Your task is to copy every line of the entries that holds the word "chevron".

*** Block opens ***

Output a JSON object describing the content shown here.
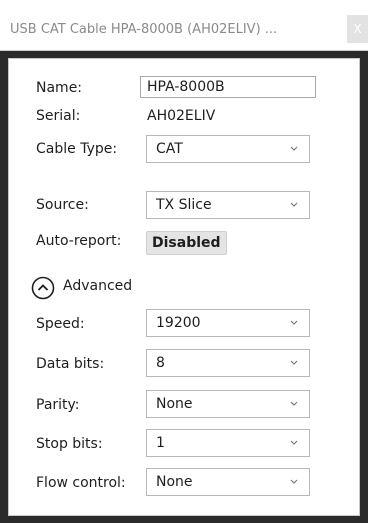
{
  "window": {
    "title": "USB CAT Cable HPA-8000B (AH02ELIV) ...",
    "close_label": "X"
  },
  "form": {
    "name_label": "Name:",
    "name_value": "HPA-8000B",
    "serial_label": "Serial:",
    "serial_value": "AH02ELIV",
    "cable_type_label": "Cable Type:",
    "cable_type_value": "CAT",
    "source_label": "Source:",
    "source_value": "TX Slice",
    "auto_report_label": "Auto-report:",
    "auto_report_value": "Disabled"
  },
  "advanced": {
    "toggle_label": "Advanced",
    "speed_label": "Speed:",
    "speed_value": "19200",
    "data_bits_label": "Data bits:",
    "data_bits_value": "8",
    "parity_label": "Parity:",
    "parity_value": "None",
    "stop_bits_label": "Stop bits:",
    "stop_bits_value": "1",
    "flow_control_label": "Flow control:",
    "flow_control_value": "None"
  },
  "icons": {
    "close": "close-icon",
    "chevron": "chevron-down-icon",
    "collapse": "chevron-up-circle-icon"
  }
}
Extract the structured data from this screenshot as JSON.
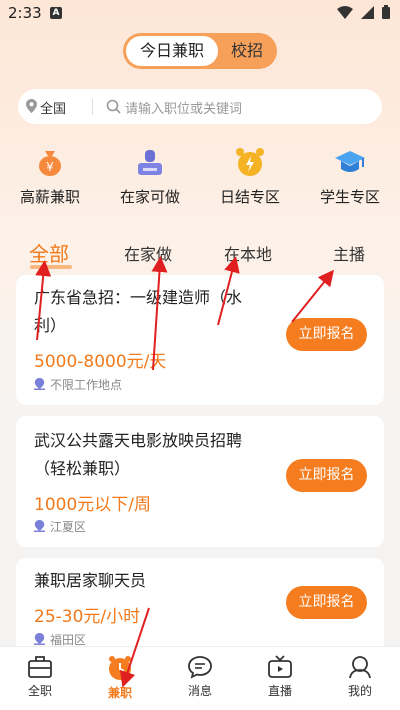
{
  "status_bar": {
    "time": "2:33",
    "notif_letter": "A"
  },
  "top_toggle": {
    "active": "今日兼职",
    "inactive": "校招"
  },
  "search": {
    "location": "全国",
    "placeholder": "请输入职位或关键词"
  },
  "categories": [
    {
      "label": "高薪兼职",
      "icon": "money-bag-icon"
    },
    {
      "label": "在家可做",
      "icon": "house-icon"
    },
    {
      "label": "日结专区",
      "icon": "alarm-clock-icon"
    },
    {
      "label": "学生专区",
      "icon": "graduation-cap-icon"
    }
  ],
  "tabs": [
    {
      "label": "全部",
      "active": true
    },
    {
      "label": "在家做",
      "active": false
    },
    {
      "label": "在本地",
      "active": false
    },
    {
      "label": "主播",
      "active": false
    }
  ],
  "jobs": [
    {
      "title": "广东省急招：一级建造师（水利）",
      "salary": "5000-8000元/天",
      "location": "不限工作地点",
      "button": "立即报名"
    },
    {
      "title": "武汉公共露天电影放映员招聘（轻松兼职）",
      "salary": "1000元以下/周",
      "location": "江夏区",
      "button": "立即报名"
    },
    {
      "title": "兼职居家聊天员",
      "salary": "25-30元/小时",
      "location": "福田区",
      "button": "立即报名"
    }
  ],
  "bottom_nav": [
    {
      "label": "全职",
      "icon": "briefcase-icon",
      "active": false
    },
    {
      "label": "兼职",
      "icon": "clock-icon",
      "active": true
    },
    {
      "label": "消息",
      "icon": "chat-icon",
      "active": false
    },
    {
      "label": "直播",
      "icon": "tv-icon",
      "active": false
    },
    {
      "label": "我的",
      "icon": "person-icon",
      "active": false
    }
  ],
  "colors": {
    "accent": "#f27a1c",
    "button": "#f57d20",
    "annotation_arrow": "#e02020"
  }
}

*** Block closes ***

**ANSWER BELOW:**
    "chevron": "chevron-down-icon",
    "collapse": "chevron-up-circle-icon"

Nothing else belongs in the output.